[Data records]
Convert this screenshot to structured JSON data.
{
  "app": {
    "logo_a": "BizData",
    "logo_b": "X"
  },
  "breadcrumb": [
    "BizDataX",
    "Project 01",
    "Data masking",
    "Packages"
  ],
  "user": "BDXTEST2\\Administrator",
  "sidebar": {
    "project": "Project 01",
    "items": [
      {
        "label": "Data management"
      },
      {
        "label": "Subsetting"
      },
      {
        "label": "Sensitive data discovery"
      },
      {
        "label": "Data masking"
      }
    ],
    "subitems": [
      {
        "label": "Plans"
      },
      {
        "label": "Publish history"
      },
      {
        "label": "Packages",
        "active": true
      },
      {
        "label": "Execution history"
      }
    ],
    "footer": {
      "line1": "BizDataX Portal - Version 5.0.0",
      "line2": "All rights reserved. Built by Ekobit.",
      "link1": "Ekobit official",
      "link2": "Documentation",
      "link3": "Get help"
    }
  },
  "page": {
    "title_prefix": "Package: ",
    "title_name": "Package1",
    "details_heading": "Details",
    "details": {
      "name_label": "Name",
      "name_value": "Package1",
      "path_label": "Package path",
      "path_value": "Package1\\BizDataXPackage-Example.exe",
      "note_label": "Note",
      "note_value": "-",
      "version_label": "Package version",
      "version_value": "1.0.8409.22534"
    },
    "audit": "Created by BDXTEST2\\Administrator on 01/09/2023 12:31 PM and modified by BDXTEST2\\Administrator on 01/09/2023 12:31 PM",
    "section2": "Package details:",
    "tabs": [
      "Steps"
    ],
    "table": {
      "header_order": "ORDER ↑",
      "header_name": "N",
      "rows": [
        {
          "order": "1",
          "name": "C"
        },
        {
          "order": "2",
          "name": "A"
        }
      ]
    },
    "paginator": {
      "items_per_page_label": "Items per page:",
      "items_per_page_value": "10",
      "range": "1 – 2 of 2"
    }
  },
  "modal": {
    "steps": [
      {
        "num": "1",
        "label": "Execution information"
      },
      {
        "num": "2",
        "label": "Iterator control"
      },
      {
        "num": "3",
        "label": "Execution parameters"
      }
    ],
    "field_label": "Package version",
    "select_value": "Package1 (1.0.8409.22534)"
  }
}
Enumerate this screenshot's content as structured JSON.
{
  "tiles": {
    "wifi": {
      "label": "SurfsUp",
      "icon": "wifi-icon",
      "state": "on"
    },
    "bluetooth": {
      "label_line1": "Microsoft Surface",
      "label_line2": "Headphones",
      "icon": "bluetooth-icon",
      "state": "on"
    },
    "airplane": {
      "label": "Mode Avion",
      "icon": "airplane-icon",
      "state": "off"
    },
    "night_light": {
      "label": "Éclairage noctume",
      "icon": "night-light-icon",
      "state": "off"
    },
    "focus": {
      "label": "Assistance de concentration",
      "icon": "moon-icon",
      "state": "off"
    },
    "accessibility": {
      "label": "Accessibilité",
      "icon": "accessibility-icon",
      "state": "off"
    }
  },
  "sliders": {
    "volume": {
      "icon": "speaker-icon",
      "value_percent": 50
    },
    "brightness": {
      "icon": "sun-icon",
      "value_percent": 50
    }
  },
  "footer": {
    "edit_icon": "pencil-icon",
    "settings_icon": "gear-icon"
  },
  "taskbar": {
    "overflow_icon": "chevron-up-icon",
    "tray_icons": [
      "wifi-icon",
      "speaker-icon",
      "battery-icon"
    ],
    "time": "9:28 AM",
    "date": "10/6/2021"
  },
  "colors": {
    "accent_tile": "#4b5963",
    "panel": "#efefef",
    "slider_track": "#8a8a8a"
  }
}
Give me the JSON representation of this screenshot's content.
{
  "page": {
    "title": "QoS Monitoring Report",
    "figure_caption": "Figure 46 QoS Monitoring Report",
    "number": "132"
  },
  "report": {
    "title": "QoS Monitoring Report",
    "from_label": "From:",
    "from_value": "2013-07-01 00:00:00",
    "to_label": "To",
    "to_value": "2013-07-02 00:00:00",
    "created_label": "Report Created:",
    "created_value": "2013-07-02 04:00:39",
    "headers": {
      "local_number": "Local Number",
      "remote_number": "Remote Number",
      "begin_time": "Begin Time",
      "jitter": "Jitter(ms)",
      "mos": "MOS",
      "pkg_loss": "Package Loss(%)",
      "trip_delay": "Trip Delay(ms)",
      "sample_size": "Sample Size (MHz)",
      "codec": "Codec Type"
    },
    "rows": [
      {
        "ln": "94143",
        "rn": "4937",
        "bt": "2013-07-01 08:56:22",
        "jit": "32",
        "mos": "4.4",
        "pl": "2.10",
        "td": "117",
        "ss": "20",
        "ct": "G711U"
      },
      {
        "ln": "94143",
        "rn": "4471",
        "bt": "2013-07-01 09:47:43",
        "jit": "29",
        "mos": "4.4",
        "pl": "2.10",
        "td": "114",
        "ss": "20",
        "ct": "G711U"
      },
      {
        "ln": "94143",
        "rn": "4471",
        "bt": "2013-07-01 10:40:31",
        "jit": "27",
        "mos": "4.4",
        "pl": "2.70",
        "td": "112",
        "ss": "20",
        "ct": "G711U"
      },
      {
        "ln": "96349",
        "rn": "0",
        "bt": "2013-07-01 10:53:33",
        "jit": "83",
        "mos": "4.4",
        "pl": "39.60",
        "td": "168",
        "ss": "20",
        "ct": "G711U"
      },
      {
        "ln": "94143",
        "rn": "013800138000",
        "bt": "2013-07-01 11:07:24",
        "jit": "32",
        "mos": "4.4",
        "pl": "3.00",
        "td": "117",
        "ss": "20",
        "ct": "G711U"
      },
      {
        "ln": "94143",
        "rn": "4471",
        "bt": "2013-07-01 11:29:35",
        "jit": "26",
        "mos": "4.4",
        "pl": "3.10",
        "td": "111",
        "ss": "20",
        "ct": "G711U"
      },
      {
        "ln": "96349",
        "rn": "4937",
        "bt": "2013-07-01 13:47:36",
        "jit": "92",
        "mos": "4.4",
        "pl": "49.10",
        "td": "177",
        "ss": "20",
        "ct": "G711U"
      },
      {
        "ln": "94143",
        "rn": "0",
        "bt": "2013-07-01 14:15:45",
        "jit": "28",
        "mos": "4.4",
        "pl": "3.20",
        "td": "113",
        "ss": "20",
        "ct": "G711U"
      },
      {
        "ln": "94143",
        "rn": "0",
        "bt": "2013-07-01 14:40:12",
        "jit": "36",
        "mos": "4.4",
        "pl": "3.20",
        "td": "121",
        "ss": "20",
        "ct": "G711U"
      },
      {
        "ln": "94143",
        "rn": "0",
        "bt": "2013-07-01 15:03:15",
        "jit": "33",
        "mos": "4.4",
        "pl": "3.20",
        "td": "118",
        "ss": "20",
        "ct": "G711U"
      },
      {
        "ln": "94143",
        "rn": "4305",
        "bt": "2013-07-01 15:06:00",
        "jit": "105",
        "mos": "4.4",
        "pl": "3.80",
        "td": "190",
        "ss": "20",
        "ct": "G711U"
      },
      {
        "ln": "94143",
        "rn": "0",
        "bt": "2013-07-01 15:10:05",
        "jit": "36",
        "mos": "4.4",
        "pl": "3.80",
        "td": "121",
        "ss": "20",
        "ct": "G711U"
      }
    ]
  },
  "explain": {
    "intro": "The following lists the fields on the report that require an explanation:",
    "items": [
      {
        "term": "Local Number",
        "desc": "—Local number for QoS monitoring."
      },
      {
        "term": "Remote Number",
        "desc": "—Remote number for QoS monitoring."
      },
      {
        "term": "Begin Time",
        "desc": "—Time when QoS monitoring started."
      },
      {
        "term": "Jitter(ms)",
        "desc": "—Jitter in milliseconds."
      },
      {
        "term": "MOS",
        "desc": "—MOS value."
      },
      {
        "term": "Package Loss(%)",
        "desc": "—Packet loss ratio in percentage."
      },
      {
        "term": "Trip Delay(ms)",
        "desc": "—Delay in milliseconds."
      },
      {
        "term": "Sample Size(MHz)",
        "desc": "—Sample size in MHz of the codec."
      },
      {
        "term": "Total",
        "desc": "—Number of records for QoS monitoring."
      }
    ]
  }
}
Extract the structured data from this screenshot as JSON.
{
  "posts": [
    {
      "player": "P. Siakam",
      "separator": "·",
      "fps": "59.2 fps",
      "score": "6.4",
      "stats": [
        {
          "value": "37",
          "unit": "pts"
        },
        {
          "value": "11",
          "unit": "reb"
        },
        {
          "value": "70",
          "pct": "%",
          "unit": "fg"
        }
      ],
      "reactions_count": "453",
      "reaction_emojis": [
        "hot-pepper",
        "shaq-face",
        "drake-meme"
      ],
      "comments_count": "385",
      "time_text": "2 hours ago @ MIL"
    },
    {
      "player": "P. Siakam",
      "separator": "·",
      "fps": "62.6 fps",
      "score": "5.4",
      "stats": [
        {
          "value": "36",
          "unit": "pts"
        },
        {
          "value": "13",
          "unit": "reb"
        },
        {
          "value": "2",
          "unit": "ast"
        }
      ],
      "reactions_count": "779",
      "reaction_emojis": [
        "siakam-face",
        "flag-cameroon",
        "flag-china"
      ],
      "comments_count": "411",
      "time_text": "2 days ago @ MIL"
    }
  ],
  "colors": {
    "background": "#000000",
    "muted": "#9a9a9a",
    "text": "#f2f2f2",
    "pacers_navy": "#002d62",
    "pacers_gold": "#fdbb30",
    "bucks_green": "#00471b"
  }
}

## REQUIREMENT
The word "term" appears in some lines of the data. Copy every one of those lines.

## RESULT
        "term": "Local Number",
        "term": "Remote Number",
        "term": "Begin Time",
        "term": "Jitter(ms)",
        "term": "MOS",
        "term": "Package Loss(%)",
        "term": "Trip Delay(ms)",
        "term": "Sample Size(MHz)",
        "term": "Total",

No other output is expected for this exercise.